Interface dataset entries:
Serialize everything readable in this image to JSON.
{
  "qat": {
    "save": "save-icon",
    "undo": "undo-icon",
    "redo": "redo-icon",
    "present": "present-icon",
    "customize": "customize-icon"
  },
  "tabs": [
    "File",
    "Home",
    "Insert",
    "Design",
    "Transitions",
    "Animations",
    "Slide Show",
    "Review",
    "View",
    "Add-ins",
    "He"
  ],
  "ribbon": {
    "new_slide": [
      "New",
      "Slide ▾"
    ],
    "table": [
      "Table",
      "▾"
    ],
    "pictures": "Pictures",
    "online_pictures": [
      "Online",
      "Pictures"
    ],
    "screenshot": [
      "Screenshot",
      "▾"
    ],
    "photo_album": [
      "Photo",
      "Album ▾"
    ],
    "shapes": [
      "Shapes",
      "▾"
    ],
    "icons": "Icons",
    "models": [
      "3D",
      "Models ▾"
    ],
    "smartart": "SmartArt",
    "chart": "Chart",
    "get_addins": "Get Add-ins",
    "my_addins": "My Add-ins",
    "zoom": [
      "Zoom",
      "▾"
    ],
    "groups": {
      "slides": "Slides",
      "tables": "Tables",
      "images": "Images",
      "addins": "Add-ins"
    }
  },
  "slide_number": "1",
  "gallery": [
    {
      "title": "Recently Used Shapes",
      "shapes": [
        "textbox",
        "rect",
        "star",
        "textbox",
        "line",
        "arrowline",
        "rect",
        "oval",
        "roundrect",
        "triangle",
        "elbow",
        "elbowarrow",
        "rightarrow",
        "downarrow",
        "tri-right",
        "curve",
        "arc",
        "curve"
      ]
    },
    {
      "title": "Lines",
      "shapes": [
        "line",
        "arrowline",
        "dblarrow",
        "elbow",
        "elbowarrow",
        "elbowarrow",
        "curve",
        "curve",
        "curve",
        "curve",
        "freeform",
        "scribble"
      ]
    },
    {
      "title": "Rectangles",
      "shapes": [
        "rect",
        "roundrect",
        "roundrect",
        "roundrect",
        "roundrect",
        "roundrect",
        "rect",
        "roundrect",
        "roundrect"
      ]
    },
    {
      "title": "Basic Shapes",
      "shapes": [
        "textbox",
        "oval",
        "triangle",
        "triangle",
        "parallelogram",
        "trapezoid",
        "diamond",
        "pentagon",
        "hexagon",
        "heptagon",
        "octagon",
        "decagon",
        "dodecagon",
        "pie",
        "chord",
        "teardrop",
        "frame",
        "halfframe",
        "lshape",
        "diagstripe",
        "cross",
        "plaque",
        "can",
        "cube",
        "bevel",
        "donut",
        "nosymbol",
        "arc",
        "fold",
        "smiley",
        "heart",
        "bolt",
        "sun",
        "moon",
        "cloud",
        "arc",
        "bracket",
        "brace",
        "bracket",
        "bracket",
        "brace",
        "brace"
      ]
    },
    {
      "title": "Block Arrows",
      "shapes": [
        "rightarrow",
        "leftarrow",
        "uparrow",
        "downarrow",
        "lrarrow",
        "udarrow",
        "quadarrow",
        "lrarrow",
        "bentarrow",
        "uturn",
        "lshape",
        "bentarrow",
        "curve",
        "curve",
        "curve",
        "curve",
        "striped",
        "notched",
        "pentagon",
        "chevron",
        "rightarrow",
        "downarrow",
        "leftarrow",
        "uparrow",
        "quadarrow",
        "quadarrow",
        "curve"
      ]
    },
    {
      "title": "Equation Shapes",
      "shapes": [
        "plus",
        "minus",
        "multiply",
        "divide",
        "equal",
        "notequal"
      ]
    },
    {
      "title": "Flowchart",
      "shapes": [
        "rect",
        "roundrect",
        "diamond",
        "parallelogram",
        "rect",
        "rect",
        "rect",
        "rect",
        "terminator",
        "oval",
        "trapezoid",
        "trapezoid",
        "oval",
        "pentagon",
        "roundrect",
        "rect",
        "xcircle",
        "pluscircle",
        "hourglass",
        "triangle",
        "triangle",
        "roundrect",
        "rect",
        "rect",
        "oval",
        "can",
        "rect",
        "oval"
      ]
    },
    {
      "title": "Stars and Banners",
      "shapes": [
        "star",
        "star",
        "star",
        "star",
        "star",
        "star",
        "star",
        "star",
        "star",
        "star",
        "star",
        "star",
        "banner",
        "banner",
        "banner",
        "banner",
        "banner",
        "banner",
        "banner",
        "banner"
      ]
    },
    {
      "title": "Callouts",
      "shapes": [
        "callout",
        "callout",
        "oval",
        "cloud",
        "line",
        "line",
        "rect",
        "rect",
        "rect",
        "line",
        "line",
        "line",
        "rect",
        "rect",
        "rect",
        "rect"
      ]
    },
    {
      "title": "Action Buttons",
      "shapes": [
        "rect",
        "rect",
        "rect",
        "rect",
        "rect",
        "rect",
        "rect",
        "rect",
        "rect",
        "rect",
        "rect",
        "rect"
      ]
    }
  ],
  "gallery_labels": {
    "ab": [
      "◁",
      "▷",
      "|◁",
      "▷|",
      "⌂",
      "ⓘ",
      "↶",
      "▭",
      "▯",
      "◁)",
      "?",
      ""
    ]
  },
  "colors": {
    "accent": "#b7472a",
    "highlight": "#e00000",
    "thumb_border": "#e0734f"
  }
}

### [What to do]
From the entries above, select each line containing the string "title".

### [Answer space]
      "title": "Recently Used Shapes",
      "title": "Lines",
      "title": "Rectangles",
      "title": "Basic Shapes",
      "title": "Block Arrows",
      "title": "Equation Shapes",
      "title": "Flowchart",
      "title": "Stars and Banners",
      "title": "Callouts",
      "title": "Action Buttons",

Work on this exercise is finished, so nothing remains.